# WORK TO COMPLETE
Reproduce the entries exactly, but keep the pictures out of the copy.

# EXTRACTED ENTRIES

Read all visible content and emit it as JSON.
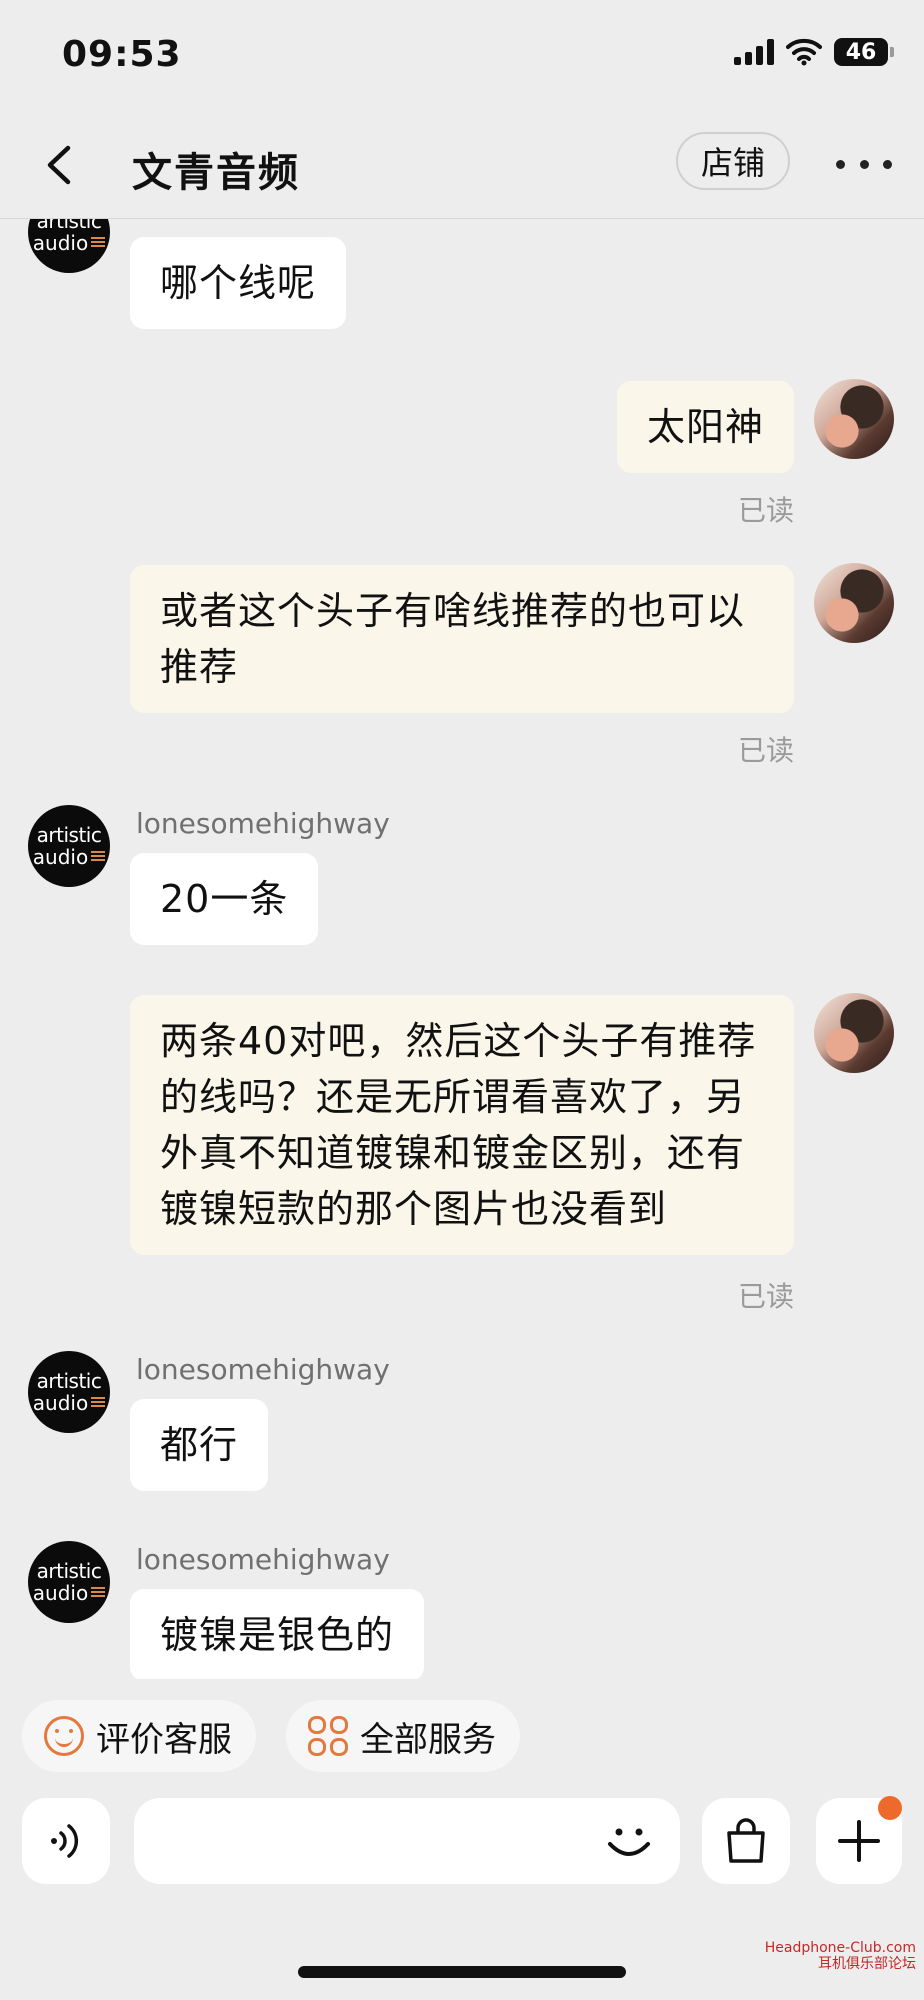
{
  "status_bar": {
    "time": "09:53",
    "battery": "46"
  },
  "header": {
    "title": "文青音频",
    "store_label": "店铺"
  },
  "messages": [
    {
      "side": "left",
      "sender": "",
      "text": "哪个线呢"
    },
    {
      "side": "right",
      "text": "太阳神",
      "status": "已读"
    },
    {
      "side": "right",
      "text": "或者这个头子有啥线推荐的也可以推荐",
      "status": "已读"
    },
    {
      "side": "left",
      "sender": "lonesomehighway",
      "text": "20一条"
    },
    {
      "side": "right",
      "text": "两条40对吧，然后这个头子有推荐的线吗？还是无所谓看喜欢了，另外真不知道镀镍和镀金区别，还有镀镍短款的那个图片也没看到",
      "status": "已读"
    },
    {
      "side": "left",
      "sender": "lonesomehighway",
      "text": "都行"
    },
    {
      "side": "left",
      "sender": "lonesomehighway",
      "text": "镀镍是银色的"
    }
  ],
  "shop_avatar": {
    "line1": "artistic",
    "line2": "audio"
  },
  "quick_actions": [
    {
      "icon": "smile-icon",
      "label": "评价客服"
    },
    {
      "icon": "grid-icon",
      "label": "全部服务"
    }
  ],
  "input": {
    "placeholder": ""
  },
  "watermark": {
    "line1": "Headphone-Club.com",
    "line2": "耳机俱乐部论坛"
  },
  "colors": {
    "background": "#ededed",
    "bubble_left": "#ffffff",
    "bubble_right": "#fbf6ea",
    "accent": "#e27a3f",
    "badge": "#ee6a2a"
  }
}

# WRITTEN RESPONSE
Read all visible content and emit it as JSON.
{
  "status_bar": {
    "time": "09:53",
    "battery": "46"
  },
  "header": {
    "title": "文青音频",
    "store_label": "店铺"
  },
  "messages": [
    {
      "side": "left",
      "sender": "",
      "text": "哪个线呢"
    },
    {
      "side": "right",
      "text": "太阳神",
      "status": "已读"
    },
    {
      "side": "right",
      "text": "或者这个头子有啥线推荐的也可以推荐",
      "status": "已读"
    },
    {
      "side": "left",
      "sender": "lonesomehighway",
      "text": "20一条"
    },
    {
      "side": "right",
      "text": "两条40对吧，然后这个头子有推荐的线吗？还是无所谓看喜欢了，另外真不知道镀镍和镀金区别，还有镀镍短款的那个图片也没看到",
      "status": "已读"
    },
    {
      "side": "left",
      "sender": "lonesomehighway",
      "text": "都行"
    },
    {
      "side": "left",
      "sender": "lonesomehighway",
      "text": "镀镍是银色的"
    }
  ],
  "shop_avatar": {
    "line1": "artistic",
    "line2": "audio"
  },
  "quick_actions": [
    {
      "icon": "smile-icon",
      "label": "评价客服"
    },
    {
      "icon": "grid-icon",
      "label": "全部服务"
    }
  ],
  "input": {
    "placeholder": ""
  },
  "watermark": {
    "line1": "Headphone-Club.com",
    "line2": "耳机俱乐部论坛"
  },
  "colors": {
    "background": "#ededed",
    "bubble_left": "#ffffff",
    "bubble_right": "#fbf6ea",
    "accent": "#e27a3f",
    "badge": "#ee6a2a"
  }
}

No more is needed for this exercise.